RECORD EXTRACTS
>>>

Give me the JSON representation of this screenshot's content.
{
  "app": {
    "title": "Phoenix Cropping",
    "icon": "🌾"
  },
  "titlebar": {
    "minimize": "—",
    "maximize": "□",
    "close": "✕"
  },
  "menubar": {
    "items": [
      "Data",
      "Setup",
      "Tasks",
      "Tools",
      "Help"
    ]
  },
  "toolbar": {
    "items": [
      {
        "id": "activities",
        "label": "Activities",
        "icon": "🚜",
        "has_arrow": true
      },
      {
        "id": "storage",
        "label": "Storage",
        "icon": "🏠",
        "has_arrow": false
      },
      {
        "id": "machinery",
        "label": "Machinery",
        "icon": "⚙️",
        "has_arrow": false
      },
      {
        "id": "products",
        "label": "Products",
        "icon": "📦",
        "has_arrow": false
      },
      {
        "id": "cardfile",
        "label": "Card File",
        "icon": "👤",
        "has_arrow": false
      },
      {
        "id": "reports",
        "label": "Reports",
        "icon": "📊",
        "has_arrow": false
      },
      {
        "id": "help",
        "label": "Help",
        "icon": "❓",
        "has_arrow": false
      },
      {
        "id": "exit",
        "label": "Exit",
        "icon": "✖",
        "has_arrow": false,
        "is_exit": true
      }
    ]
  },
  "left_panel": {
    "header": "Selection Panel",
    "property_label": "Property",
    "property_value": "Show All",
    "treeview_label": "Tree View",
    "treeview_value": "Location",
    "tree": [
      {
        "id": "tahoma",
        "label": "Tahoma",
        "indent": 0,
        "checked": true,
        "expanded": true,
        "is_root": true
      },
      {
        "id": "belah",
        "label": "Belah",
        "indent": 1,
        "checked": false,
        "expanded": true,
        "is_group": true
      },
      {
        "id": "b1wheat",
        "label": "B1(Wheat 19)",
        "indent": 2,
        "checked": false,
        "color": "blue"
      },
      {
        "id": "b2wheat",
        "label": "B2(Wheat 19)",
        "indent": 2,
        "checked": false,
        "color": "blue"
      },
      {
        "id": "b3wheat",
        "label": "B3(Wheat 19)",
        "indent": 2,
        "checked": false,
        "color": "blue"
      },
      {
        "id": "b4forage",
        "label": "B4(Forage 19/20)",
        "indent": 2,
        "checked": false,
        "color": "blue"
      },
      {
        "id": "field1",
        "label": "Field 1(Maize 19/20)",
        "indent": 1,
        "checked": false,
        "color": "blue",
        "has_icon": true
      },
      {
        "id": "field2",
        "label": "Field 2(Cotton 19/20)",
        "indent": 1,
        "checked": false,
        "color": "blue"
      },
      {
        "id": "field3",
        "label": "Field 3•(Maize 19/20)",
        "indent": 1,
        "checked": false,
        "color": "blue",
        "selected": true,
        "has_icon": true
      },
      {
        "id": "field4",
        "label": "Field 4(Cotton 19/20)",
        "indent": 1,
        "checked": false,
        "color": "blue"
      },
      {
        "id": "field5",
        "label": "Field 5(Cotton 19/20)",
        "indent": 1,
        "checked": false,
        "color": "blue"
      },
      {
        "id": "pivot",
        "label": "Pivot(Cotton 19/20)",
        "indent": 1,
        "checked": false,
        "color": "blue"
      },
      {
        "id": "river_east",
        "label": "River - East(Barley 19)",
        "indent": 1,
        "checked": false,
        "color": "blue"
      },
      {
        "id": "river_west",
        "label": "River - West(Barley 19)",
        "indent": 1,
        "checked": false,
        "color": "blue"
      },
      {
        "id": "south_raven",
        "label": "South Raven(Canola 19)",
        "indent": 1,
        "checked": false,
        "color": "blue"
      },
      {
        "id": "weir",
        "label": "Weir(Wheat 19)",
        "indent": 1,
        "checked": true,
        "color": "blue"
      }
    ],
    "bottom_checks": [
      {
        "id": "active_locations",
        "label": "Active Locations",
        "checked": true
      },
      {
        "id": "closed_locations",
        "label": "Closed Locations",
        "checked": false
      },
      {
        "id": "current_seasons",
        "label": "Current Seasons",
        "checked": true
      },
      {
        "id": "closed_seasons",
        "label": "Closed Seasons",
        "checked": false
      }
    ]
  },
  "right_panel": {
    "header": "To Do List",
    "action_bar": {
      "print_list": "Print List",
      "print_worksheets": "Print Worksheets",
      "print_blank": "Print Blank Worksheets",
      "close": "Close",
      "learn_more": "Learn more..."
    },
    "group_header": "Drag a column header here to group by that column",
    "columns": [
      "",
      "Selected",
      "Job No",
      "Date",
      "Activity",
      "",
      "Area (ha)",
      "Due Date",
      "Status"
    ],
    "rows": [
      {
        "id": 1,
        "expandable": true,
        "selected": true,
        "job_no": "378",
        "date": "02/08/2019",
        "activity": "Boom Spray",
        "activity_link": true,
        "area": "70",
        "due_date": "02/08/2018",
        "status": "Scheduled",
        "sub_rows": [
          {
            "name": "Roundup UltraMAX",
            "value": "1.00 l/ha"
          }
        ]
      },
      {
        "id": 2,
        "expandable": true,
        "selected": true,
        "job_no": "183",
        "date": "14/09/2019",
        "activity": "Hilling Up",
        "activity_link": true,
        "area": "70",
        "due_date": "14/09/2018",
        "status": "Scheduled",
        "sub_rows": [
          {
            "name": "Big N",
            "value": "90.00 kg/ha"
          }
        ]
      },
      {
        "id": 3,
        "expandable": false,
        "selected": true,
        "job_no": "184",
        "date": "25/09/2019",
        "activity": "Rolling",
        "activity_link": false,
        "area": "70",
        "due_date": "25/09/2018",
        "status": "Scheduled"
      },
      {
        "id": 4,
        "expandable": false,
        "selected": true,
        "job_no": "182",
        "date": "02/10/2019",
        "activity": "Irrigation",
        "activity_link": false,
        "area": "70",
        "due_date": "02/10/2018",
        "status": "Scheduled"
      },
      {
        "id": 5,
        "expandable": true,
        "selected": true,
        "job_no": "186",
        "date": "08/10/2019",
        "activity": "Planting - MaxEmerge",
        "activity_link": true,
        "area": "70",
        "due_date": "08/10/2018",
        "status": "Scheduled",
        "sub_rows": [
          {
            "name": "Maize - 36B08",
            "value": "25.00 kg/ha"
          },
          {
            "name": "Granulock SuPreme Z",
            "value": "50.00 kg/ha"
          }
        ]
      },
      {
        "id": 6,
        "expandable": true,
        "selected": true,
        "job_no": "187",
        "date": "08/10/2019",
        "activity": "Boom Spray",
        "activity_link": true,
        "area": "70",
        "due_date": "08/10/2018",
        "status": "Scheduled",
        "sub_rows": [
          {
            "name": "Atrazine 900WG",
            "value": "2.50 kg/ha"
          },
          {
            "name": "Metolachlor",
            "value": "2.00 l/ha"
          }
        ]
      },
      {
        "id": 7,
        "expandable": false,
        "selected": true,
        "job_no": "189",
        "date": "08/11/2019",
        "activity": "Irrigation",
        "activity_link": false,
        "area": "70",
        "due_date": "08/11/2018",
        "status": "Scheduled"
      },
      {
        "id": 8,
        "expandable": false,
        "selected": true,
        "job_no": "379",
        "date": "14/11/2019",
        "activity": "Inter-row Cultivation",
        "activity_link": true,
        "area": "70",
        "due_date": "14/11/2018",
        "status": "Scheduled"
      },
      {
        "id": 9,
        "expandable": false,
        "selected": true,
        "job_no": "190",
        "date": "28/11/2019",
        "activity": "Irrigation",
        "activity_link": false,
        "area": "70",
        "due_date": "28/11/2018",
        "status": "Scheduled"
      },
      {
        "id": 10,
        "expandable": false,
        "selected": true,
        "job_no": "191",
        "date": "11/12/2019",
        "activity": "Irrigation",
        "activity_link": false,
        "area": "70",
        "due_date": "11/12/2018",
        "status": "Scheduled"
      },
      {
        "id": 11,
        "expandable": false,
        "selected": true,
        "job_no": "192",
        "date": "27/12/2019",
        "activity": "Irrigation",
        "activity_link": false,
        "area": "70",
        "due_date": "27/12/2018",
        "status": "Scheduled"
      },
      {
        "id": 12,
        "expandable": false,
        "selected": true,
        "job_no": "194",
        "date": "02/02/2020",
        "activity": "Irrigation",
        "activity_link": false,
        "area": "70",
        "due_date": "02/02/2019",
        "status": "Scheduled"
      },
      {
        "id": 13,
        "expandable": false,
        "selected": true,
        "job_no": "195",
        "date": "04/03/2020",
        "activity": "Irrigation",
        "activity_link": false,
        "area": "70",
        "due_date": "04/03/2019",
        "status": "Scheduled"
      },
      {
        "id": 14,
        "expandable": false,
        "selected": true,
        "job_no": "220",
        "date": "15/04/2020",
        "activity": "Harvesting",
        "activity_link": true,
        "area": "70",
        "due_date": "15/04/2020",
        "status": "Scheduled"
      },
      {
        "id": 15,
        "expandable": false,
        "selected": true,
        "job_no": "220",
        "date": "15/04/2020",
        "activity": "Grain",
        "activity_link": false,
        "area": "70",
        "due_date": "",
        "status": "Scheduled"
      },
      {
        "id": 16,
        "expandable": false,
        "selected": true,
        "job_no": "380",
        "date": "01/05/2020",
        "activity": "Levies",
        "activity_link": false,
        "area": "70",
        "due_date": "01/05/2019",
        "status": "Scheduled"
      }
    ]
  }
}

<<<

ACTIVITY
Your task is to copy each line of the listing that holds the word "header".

RESULT BELOW
    "header": "Selection Panel",
    "header": "To Do List",
    "group_header": "Drag a column header here to group by that column",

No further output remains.